Palo Alto should adopt a new height standard of 62 feet in the downtown area. This would permit each building to have a traditional structure with interior spaces that are modern, high-quality, flexible and cost effective. It eliminates the conflict of form at the expense of function. And finally, it translates a Class A desire into a Class A experience for residents, visitors and employees. Four-story buildings are architectural exclamation points, particularly on corner locations.
The AOL and MacArthur Park proposals are unique in their proximity to Caltrain, remote due to lack of immediate surrounding residential neighborhoods, properly parked, and most importantly they offer extraordinary public benefits. Each attribute needs to stand on its own, with the public benefits being the game changer. A new police building and the TheatreWorks Performing Art Center are unattainable without a public/private partnership. Also, both proposals will add to the long term retail vitality of California Avenue and downtown Palo Alto respectively.
People may get worried about height but this is misguided, as it is only a portion of a successful building equation. We should enable our community to grow and evolve with the industry's best practices. Our downtown will be a better place with first-class buildings that can be taller than three stories. The AOL and MacArthur Park projects are well thought-out tradeoffs for important public benefits in an era of ever-dwindling public capital. These projects are truly responsive to the Planned Community District mandate for public benefits.
With great design the issue will not be the height, but rather a proposed buildings context and influence on the neighborhood and community.
Editor's Note: On Dec. 3 the City Council is scheduled to discuss the huge project proposed by John Arrillaga at 27 University Ave. Among other things, the developer is asking the council to relax the city's 50-foot height limit on downtown buildings to make way for the project.

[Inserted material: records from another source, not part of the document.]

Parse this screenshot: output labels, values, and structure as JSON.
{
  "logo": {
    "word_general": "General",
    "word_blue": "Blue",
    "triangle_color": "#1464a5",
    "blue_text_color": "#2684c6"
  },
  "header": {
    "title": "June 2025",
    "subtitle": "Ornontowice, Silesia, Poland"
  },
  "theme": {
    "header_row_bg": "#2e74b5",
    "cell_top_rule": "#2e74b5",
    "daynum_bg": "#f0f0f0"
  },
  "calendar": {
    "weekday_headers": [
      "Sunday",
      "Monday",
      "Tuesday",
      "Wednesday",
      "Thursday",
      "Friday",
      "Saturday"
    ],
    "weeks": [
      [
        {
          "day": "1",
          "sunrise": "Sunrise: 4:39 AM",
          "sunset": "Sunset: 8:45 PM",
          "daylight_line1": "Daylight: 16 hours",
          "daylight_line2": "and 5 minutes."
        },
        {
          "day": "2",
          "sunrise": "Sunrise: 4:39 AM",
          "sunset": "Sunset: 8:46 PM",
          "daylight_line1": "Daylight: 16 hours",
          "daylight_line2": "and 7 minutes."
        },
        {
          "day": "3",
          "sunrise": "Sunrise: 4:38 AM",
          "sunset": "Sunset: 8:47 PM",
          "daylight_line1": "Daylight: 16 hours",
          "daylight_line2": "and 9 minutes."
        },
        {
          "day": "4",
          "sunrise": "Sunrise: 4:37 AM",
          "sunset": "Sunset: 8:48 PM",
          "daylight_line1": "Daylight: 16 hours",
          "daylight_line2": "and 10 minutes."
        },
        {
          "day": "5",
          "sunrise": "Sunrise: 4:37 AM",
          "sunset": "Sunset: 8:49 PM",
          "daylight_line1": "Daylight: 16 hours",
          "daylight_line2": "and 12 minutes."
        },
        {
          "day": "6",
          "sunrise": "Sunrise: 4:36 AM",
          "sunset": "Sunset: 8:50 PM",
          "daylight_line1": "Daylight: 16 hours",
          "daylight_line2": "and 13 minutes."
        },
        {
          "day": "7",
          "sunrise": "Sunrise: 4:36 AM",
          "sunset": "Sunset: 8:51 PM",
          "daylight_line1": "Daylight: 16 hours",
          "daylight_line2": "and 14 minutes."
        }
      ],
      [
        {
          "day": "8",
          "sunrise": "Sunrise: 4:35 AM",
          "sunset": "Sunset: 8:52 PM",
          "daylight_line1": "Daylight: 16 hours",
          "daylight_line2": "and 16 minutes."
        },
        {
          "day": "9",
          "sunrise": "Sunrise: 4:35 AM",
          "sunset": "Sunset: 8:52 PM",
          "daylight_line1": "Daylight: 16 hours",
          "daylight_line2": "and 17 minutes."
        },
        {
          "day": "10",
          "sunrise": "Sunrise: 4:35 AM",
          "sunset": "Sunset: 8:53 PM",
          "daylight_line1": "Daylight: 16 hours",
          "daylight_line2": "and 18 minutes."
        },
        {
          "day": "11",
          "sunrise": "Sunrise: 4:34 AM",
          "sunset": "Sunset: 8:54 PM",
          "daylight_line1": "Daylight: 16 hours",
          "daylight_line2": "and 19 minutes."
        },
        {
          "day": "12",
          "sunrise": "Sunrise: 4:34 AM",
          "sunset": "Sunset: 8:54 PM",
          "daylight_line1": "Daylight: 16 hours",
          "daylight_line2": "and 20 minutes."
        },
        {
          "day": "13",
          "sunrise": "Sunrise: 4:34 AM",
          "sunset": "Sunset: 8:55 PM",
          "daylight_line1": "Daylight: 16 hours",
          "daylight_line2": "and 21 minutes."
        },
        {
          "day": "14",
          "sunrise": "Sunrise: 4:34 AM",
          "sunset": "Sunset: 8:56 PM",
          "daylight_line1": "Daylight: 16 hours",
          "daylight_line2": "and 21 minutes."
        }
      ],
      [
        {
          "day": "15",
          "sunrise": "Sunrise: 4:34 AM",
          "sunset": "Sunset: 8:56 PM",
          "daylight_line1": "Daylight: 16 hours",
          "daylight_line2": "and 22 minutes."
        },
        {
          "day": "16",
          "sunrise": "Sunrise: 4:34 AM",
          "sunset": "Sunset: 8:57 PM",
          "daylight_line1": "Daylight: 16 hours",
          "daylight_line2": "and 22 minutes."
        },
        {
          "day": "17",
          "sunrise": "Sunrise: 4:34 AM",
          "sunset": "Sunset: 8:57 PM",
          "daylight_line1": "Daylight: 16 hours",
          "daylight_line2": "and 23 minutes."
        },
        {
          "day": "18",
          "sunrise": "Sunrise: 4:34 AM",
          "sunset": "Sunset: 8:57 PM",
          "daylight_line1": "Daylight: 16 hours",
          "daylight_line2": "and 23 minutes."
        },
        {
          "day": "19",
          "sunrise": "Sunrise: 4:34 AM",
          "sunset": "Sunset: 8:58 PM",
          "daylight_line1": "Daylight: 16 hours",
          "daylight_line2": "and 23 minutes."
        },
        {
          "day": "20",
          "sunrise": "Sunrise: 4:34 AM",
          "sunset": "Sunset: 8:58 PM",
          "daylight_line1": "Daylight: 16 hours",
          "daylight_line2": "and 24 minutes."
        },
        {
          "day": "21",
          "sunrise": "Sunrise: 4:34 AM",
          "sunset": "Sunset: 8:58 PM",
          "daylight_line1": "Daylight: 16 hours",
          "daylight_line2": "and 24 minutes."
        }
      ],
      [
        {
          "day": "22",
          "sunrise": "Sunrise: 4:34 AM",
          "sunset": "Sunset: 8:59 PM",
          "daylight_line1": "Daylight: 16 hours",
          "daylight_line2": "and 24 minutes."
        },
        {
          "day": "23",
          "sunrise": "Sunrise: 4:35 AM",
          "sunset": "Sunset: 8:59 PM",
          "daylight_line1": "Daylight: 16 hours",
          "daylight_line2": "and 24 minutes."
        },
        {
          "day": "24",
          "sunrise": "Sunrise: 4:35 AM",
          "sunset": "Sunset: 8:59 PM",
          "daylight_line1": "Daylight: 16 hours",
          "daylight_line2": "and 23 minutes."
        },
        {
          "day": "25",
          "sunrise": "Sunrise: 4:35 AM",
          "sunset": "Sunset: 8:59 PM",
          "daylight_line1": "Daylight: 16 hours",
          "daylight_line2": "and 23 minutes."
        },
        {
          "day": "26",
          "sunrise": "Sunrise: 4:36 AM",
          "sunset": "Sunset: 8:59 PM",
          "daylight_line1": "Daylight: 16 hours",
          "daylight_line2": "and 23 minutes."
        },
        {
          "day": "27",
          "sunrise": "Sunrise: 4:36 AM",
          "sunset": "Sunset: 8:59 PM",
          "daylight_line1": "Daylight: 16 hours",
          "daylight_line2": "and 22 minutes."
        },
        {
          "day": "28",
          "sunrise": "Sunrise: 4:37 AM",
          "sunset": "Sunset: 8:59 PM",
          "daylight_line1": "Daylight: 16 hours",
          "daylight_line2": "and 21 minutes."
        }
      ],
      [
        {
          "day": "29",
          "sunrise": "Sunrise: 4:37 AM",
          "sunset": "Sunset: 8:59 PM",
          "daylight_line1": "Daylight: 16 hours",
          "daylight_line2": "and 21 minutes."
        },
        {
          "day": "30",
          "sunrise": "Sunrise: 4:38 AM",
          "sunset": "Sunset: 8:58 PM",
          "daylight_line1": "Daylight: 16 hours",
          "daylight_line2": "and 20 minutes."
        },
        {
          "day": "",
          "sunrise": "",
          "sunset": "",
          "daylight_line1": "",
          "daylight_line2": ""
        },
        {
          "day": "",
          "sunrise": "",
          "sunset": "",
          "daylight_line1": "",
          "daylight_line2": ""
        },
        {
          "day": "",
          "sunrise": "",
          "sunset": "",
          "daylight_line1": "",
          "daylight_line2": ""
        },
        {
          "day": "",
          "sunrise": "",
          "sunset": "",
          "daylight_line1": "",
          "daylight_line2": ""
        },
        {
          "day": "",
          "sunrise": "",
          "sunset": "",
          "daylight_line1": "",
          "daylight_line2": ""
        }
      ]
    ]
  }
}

Here are two guest opinions on the limit, from developer Chop Keenan and environmentalist Doug Moran.